May 30, 2011 04:20pm
Imran Khan has always supported democracy and has never been part of military rule unlike other parties.....since there is no talk of PPP in your article i know for sure the writer is a PPP supporter and is trying to through dirt on Imran Khan....its governments like PPP that portrays Pak as a failed democratic state....
Paki Gal
May 30, 2011 04:50pm
@M Ali Khan: How lucky you were to come across such a great saying and how intelligent of you to have copy-pasted it! If, being a political watchdog, one can't devise solutions then one should definitely also stop repeating oneself too!
azeem
May 30, 2011 11:01pm
wow, so true. I've encountered so many young, well educated Pakistanis living here in New York city who hate America and secular West, yet, they enjoy the religious freedoms and opportunities they receive here. It's just disturbing. These guys get so much from the secular Western society, yet, they also want their destruction. On the contrary, almost every Muslim country on this planet demands non-Muslims to live under Islam Sharia laws.
gp65
May 31, 2011 07:57am
If negotiating with Taliban had the potential to reduce terrorism, it would be the right course. But we know what happened in Feb 2009 with the Aman ke muvaayde - the Taliban simply treated that as state weakness and captured more ground and came to settled areas in Swat. Muslim Khan said he does not believe in constitution or democracy. They would only stop with the implementation of sharia which included barbaric punishments such as whipping that girl. How will it help to negotiate with such people. 2009 is not that long back. How can we forget history so quickly?
Saad Durrani
May 31, 2011 10:43am

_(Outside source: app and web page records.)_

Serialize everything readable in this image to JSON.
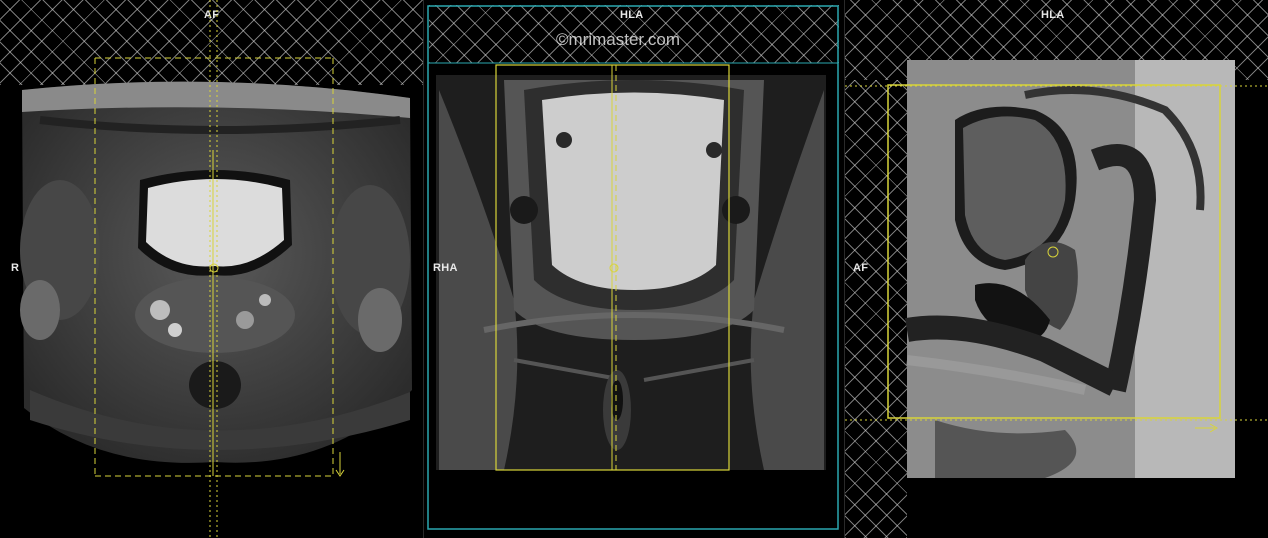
{
  "left_view": {
    "orientation_top": "AF",
    "orientation_left": "R"
  },
  "middle_view": {
    "orientation_top": "HLA",
    "orientation_left": "RHA",
    "watermark": "©mrimaster.com"
  },
  "right_view": {
    "orientation_top": "HLA",
    "orientation_left": "AF"
  },
  "colors": {
    "planning_box": "#d8d43a",
    "selected_viewport_border": "#2aa7b0",
    "background": "#000000"
  }
}
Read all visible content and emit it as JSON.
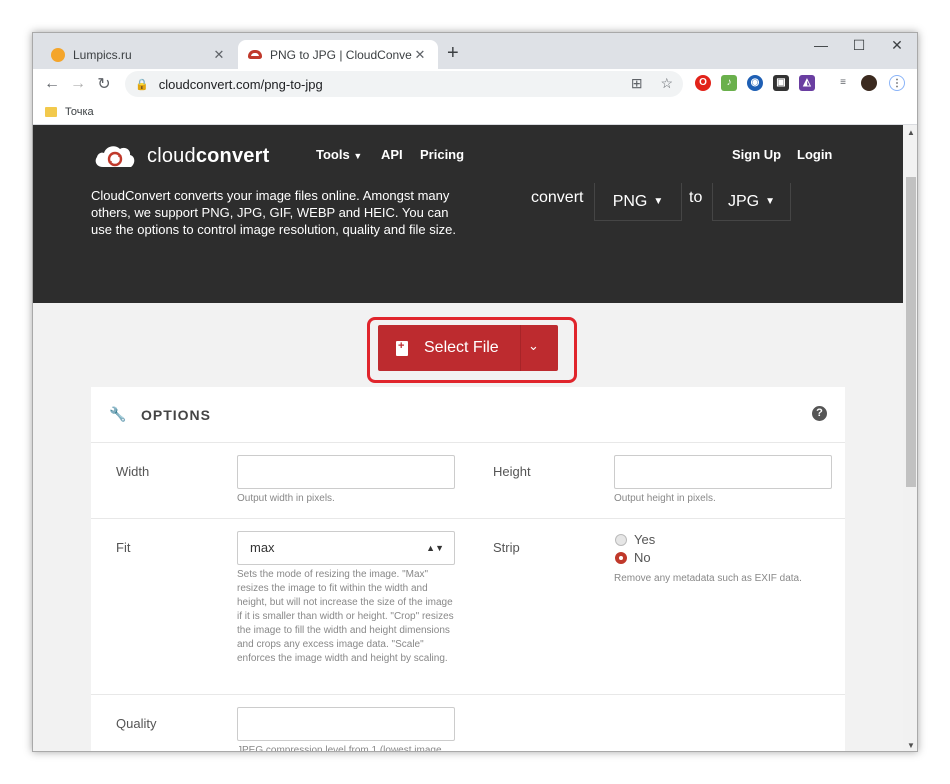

Sir, with due respect you need a lot of soul-searching. Anyone to everyone in Pakistan - to you it seems - are illogical in their opinions. Weeks over weeks, you have been repeating yourself and now it loses strength.

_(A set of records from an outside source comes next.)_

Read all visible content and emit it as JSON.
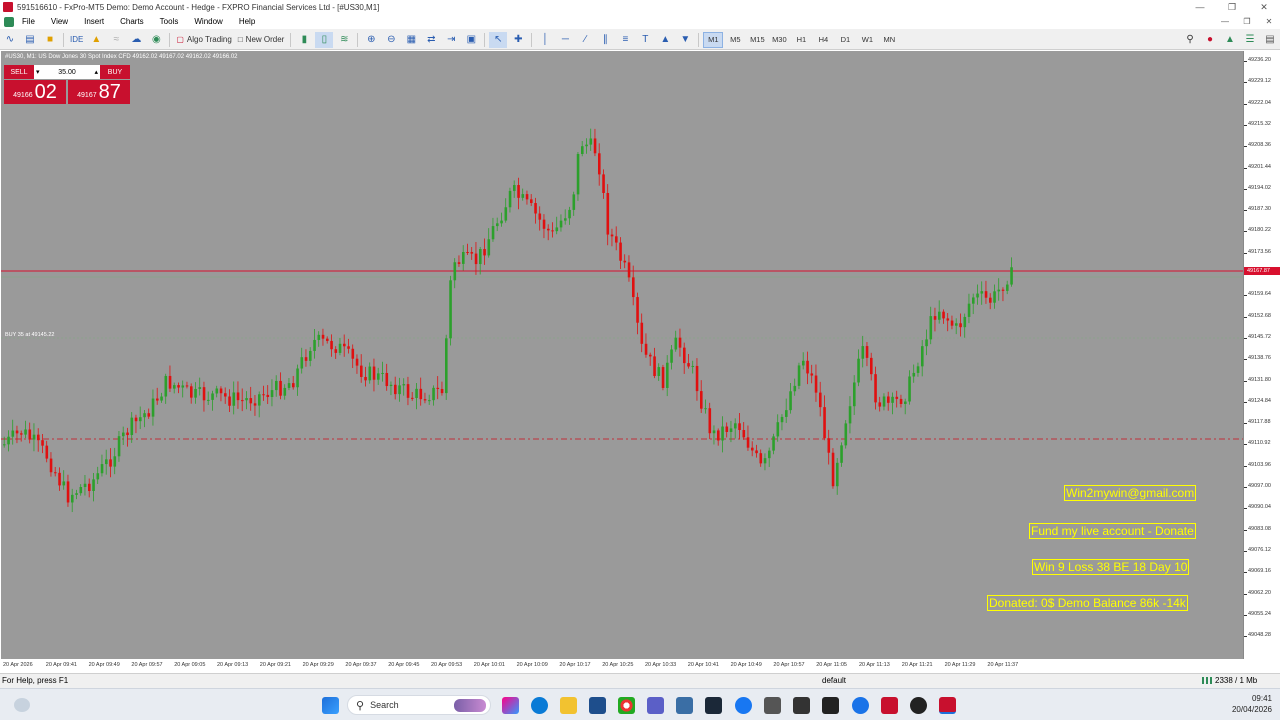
{
  "window": {
    "title": "591516610 - FxPro-MT5 Demo: Demo Account - Hedge - FXPRO Financial Services Ltd - [#US30,M1]"
  },
  "menu": [
    "File",
    "View",
    "Insert",
    "Charts",
    "Tools",
    "Window",
    "Help"
  ],
  "toolbar": {
    "algo_label": "Algo Trading",
    "new_order_label": "New Order",
    "ide_label": "IDE",
    "timeframes": [
      "M1",
      "M5",
      "M15",
      "M30",
      "H1",
      "H4",
      "D1",
      "W1",
      "MN"
    ],
    "active_timeframe": "M1"
  },
  "chart": {
    "symbol_line": "#US30, M1:  US Dow Jones 30 Spot Index CFD   49162.02 49167.02 49162.02 49166.02",
    "one_click": {
      "sell_label": "SELL",
      "buy_label": "BUY",
      "volume": "35.00",
      "sell_small": "49166",
      "sell_big": "02",
      "buy_small": "49167",
      "buy_big": "87"
    },
    "position_label": "BUY 35 at 49145.22",
    "price_ticks": [
      "49236.20",
      "49229.12",
      "49222.04",
      "49215.32",
      "49208.36",
      "49201.44",
      "49194.02",
      "49187.30",
      "49180.22",
      "49173.56",
      "49166.02",
      "49159.64",
      "49152.68",
      "49145.72",
      "49138.76",
      "49131.80",
      "49124.84",
      "49117.88",
      "49110.92",
      "49103.96",
      "49097.00",
      "49090.04",
      "49083.08",
      "49076.12",
      "49069.16",
      "49062.20",
      "49055.24",
      "49048.28"
    ],
    "current_price_tag": "49167.87",
    "time_ticks": [
      "20 Apr 2026",
      "20 Apr 09:41",
      "20 Apr 09:49",
      "20 Apr 09:57",
      "20 Apr 09:05",
      "20 Apr 09:13",
      "20 Apr 09:21",
      "20 Apr 09:29",
      "20 Apr 09:37",
      "20 Apr 09:45",
      "20 Apr 09:53",
      "20 Apr 10:01",
      "20 Apr 10:09",
      "20 Apr 10:17",
      "20 Apr 10:25",
      "20 Apr 10:33",
      "20 Apr 10:41",
      "20 Apr 10:49",
      "20 Apr 10:57",
      "20 Apr 11:05",
      "20 Apr 11:13",
      "20 Apr 11:21",
      "20 Apr 11:29",
      "20 Apr 11:37"
    ],
    "notes": [
      "Win2mywin@gmail.com",
      "Fund my live account - Donate",
      "Win 9  Loss 38  BE 18  Day 10",
      "Donated: 0$  Demo Balance 86k -14k"
    ],
    "colors": {
      "bg": "#9a9a9a",
      "bull": "#2ca02c",
      "bear": "#e01010",
      "note": "#ffff00",
      "ask_line": "#d8102e"
    }
  },
  "statusbar": {
    "help": "For Help, press F1",
    "profile": "default",
    "connection": "2338 / 1 Mb"
  },
  "taskbar": {
    "search_placeholder": "Search",
    "time": "09:41",
    "date": "20/04/2026"
  }
}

Abdul
May 31, 2011 01:46pm
NFP is minority in Pakistan. But hopefully that will not deter him speaking the truth.
akbar
May 31, 2011 03:29pm
Dear NFP, you sound like my great grandmother who would not stop complaining and criticizing. While your articles are quite fun to read, they also show the shallowness of your thinking. You are no different than the millions of narrow minded lot comprising the vocal part of our society. I hope you can grow out of it and start accepting that life is not simply black and white!
Ahsan
May 31, 2011 04:49pm
why have people like you made an example of the SWAT DEAL only when the issue of negotiating with the Taliban comes up. Why do you forget about the other deals that still hold. like the deals with haqqani network, hafiz gul bahadur, ansar ul islam, commander nazir etc
arabi
Jun 02, 2011 03:22pm
Many young muslims living in western societies hate west and democracy.but at the same time they enjoy religious freedom provided by democracy.how pitty...
Ali K. Niazi
Jun 02, 2011 06:28pm
If there is drought in the country,NFP somehow will find an excuse to link it with Imran Khan. Yet he never blames PPP & its leadership for the lack of accountability. Blog is glaring example of selective & biased opinion.
Ann von Mehren
Jun 03, 2011 06:08am
Such a thoughtful, heartfelt piece. It's about how young people struggle to be true to their family values even while attracted to change. The descrepancy of adjusting liberated style with a conservative upbringing creates wrinkles for youth everywhere.
Rizwan Cheema
Jun 05, 2011 05:25pm
Dear Mr. Paracha You are having a very good knowledge about Islamic fanatics and you wrote a very comprehensive column about it. But at the same time don't you think that you are being biased. Well of course organizations like MCC and others are bringing a bad name to Islam and Muslims but on the other hand what these Americans and Christians are doing, what do you have to say about it? Pakistan is going through many crisis these days but as a matter of fact you (Pakistani Media) is very much responsible for the such state of the country. And still situation is not that bad as you guys portray on the media. InshAllah the things will get better very soon.